(Web page and app entries)
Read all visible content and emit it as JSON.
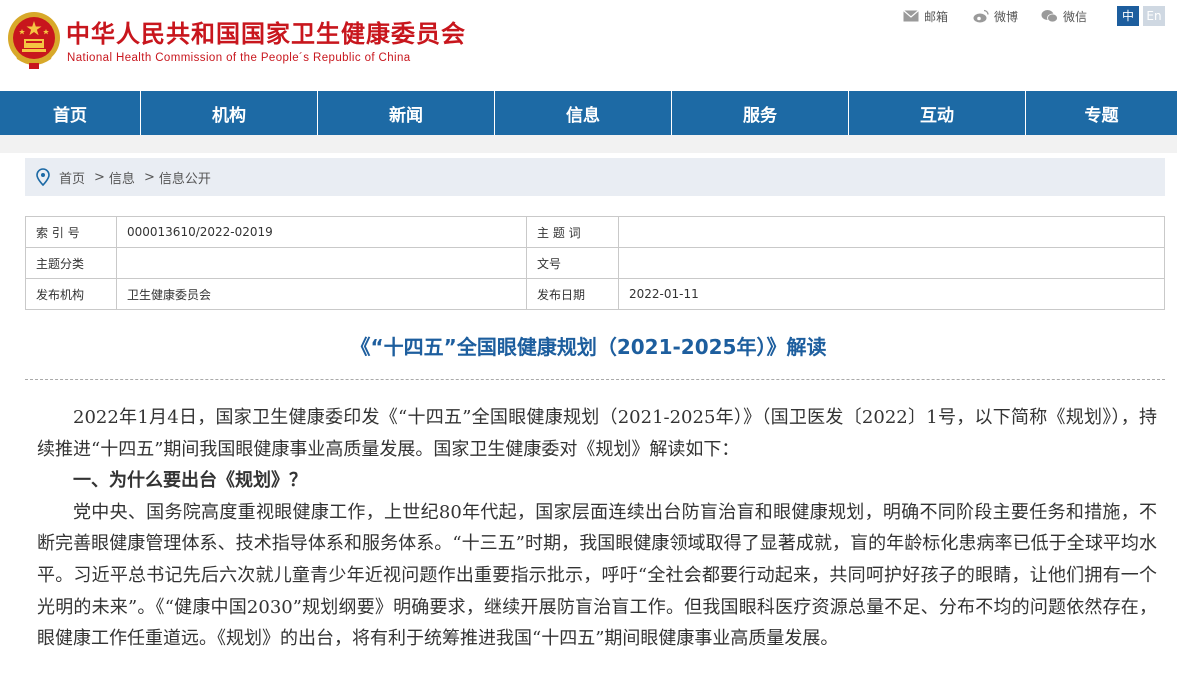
{
  "header": {
    "name_cn": "中华人民共和国国家卫生健康委员会",
    "name_en": "National Health Commission of the People´s Republic of China",
    "share": {
      "mail": "邮箱",
      "weibo": "微博",
      "wechat": "微信"
    },
    "lang": {
      "zh": "中",
      "en": "En"
    }
  },
  "nav": [
    "首页",
    "机构",
    "新闻",
    "信息",
    "服务",
    "互动",
    "专题"
  ],
  "breadcrumb": {
    "home": "首页",
    "level2": "信息",
    "level3": "信息公开",
    "sep": ">"
  },
  "meta": {
    "index_label": "索 引 号",
    "index_value": "000013610/2022-02019",
    "topic_word_label": "主 题 词",
    "topic_word_value": "",
    "category_label": "主题分类",
    "category_value": "",
    "doc_no_label": "文号",
    "doc_no_value": "",
    "publisher_label": "发布机构",
    "publisher_value": "卫生健康委员会",
    "date_label": "发布日期",
    "date_value": "2022-01-11"
  },
  "article": {
    "title": "《“十四五”全国眼健康规划（2021-2025年）》解读",
    "intro": "2022年1月4日，国家卫生健康委印发《“十四五”全国眼健康规划（2021-2025年）》（国卫医发〔2022〕1号，以下简称《规划》），持续推进“十四五”期间我国眼健康事业高质量发展。国家卫生健康委对《规划》解读如下：",
    "heading1": "一、为什么要出台《规划》？",
    "para1": "党中央、国务院高度重视眼健康工作，上世纪80年代起，国家层面连续出台防盲治盲和眼健康规划，明确不同阶段主要任务和措施，不断完善眼健康管理体系、技术指导体系和服务体系。“十三五”时期，我国眼健康领域取得了显著成就，盲的年龄标化患病率已低于全球平均水平。习近平总书记先后六次就儿童青少年近视问题作出重要指示批示，呼吁“全社会都要行动起来，共同呵护好孩子的眼睛，让他们拥有一个光明的未来”。《“健康中国2030”规划纲要》明确要求，继续开展防盲治盲工作。但我国眼科医疗资源总量不足、分布不均的问题依然存在，眼健康工作任重道远。《规划》的出台，将有利于统筹推进我国“十四五”期间眼健康事业高质量发展。"
  },
  "colors": {
    "brand_red": "#c8161d",
    "nav_blue": "#1d6aa5",
    "title_blue": "#1d5e9e"
  }
}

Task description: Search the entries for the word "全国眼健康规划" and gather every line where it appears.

Your response:
    "title": "《“十四五”全国眼健康规划（2021-2025年）》解读",
    "intro": "2022年1月4日，国家卫生健康委印发《“十四五”全国眼健康规划（2021-2025年）》（国卫医发〔2022〕1号，以下简称《规划》），持续推进“十四五”期间我国眼健康事业高质量发展。国家卫生健康委对《规划》解读如下：",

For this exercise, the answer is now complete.